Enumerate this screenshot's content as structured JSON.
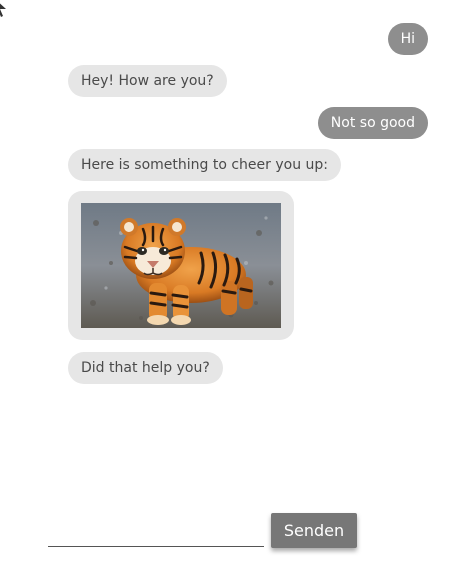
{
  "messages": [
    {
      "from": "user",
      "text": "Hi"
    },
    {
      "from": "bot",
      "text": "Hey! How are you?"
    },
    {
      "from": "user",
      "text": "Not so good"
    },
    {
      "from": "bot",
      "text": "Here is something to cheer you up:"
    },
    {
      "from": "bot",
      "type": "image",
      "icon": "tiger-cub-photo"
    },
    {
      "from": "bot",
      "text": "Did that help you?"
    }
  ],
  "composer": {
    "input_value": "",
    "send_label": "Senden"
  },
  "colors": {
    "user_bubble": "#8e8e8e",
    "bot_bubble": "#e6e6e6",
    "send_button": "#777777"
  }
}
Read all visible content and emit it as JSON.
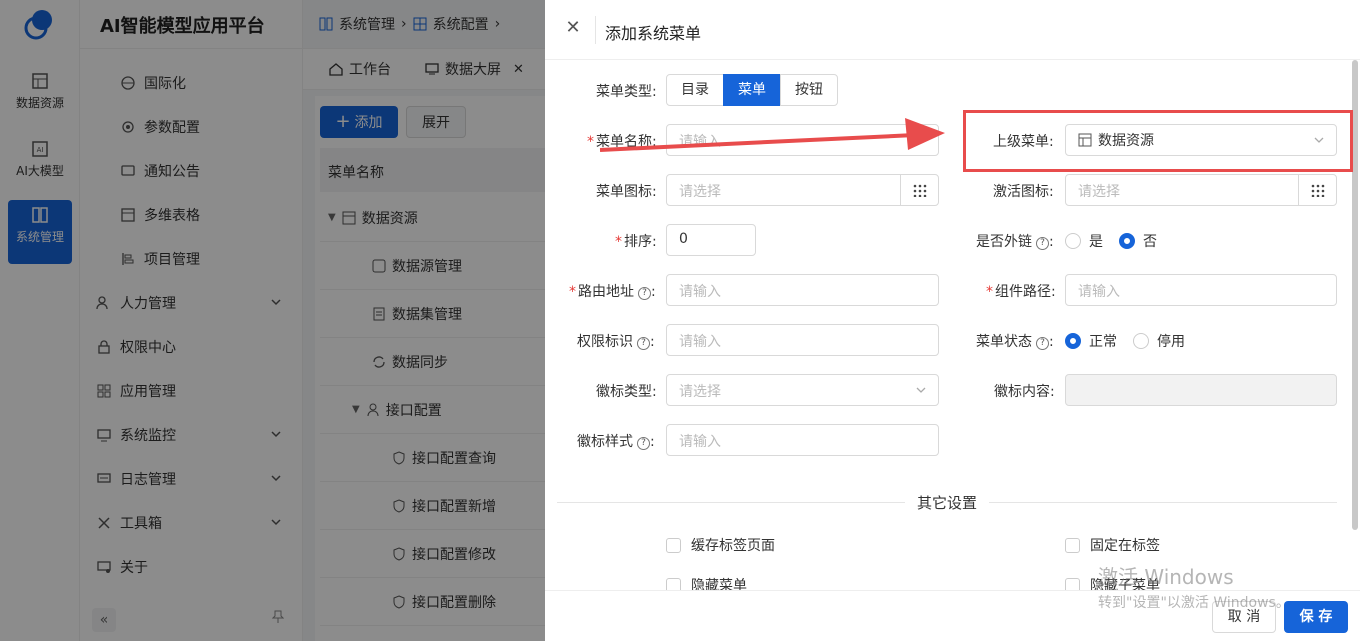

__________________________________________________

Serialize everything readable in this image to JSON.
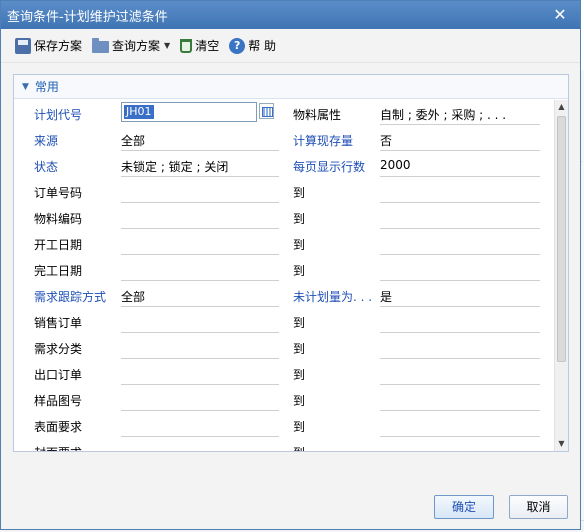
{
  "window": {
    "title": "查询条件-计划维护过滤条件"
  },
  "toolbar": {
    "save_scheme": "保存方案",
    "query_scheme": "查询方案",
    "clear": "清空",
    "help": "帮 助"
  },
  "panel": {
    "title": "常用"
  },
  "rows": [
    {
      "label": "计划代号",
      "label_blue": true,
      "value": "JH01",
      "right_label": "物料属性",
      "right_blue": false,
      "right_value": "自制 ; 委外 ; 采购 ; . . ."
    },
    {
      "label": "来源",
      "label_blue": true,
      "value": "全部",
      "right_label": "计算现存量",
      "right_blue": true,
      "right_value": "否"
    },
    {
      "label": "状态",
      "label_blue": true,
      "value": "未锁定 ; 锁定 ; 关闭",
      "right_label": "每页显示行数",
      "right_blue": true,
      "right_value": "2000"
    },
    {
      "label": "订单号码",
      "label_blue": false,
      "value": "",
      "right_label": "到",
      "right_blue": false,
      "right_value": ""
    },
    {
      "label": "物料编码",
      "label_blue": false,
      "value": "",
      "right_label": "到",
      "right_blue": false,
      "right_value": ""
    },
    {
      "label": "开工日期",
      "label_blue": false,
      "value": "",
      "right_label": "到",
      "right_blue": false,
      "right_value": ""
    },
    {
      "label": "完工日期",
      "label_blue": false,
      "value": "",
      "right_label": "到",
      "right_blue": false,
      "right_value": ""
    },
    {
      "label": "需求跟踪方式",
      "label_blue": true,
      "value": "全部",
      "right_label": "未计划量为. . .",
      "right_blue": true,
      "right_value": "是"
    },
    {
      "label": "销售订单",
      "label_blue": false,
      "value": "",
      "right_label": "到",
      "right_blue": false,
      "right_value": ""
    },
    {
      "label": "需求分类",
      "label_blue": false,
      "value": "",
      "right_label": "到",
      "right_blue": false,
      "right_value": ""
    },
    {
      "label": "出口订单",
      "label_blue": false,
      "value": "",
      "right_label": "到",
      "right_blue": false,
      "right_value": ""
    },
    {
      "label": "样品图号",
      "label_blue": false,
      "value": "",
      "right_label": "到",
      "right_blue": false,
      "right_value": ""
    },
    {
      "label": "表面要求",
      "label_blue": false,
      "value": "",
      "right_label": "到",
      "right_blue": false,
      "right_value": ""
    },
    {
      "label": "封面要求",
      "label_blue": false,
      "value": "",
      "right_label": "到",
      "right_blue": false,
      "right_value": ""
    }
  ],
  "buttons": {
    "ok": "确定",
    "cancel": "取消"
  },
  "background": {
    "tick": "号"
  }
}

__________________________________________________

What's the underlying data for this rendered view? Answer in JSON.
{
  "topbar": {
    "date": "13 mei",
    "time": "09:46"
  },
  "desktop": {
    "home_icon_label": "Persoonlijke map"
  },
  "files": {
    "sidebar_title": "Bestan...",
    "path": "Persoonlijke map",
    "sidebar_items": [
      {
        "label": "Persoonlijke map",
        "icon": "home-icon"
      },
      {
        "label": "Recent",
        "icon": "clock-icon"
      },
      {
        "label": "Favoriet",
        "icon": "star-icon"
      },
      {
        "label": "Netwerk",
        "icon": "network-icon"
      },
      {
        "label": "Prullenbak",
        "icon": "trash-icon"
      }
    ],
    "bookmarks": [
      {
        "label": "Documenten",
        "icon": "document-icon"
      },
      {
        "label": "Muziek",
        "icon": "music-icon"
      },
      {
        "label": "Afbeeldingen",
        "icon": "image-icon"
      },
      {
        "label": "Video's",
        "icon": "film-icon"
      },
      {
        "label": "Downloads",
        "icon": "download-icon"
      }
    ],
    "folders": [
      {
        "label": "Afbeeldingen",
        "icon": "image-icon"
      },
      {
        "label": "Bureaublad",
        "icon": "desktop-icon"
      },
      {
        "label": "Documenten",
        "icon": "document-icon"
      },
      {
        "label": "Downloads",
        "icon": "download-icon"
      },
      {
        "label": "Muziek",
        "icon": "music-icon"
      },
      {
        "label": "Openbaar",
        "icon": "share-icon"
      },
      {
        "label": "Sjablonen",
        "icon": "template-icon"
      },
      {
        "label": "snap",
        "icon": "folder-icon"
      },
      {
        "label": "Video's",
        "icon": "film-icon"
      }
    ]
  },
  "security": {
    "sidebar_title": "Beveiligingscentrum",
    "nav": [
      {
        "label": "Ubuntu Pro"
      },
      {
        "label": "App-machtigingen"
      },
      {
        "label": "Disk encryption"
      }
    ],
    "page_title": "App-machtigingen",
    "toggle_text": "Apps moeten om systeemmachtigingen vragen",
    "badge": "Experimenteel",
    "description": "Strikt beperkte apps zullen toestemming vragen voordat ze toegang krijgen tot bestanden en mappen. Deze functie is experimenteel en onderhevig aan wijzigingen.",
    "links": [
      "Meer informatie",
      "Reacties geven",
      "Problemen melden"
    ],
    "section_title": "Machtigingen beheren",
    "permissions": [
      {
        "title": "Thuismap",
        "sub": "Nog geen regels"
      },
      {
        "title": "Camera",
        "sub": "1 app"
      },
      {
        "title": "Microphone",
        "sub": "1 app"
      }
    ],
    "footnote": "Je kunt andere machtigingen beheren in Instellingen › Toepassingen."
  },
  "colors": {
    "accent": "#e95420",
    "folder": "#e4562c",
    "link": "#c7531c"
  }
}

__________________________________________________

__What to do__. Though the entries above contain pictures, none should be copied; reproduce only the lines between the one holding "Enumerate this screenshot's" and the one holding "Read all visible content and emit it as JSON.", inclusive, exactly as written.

__Solution to this problem__.
Enumerate this screenshot's content as structured JSON.
{
  "messages": [
    {
      "from": "user",
      "text": "Hi"
    },
    {
      "from": "bot",
      "text": "Hey! How are you?"
    },
    {
      "from": "user",
      "text": "Not so good"
    },
    {
      "from": "bot",
      "text": "Here is something to cheer you up:"
    },
    {
      "from": "bot",
      "type": "image",
      "icon": "tiger-cub-photo"
    },
    {
      "from": "bot",
      "text": "Did that help you?"
    }
  ],
  "composer": {
    "input_value": "",
    "send_label": "Senden"
  },
  "colors": {
    "user_bubble": "#8e8e8e",
    "bot_bubble": "#e6e6e6",
    "send_button": "#777777"
  }
}
Read all visible content and emit it as JSON.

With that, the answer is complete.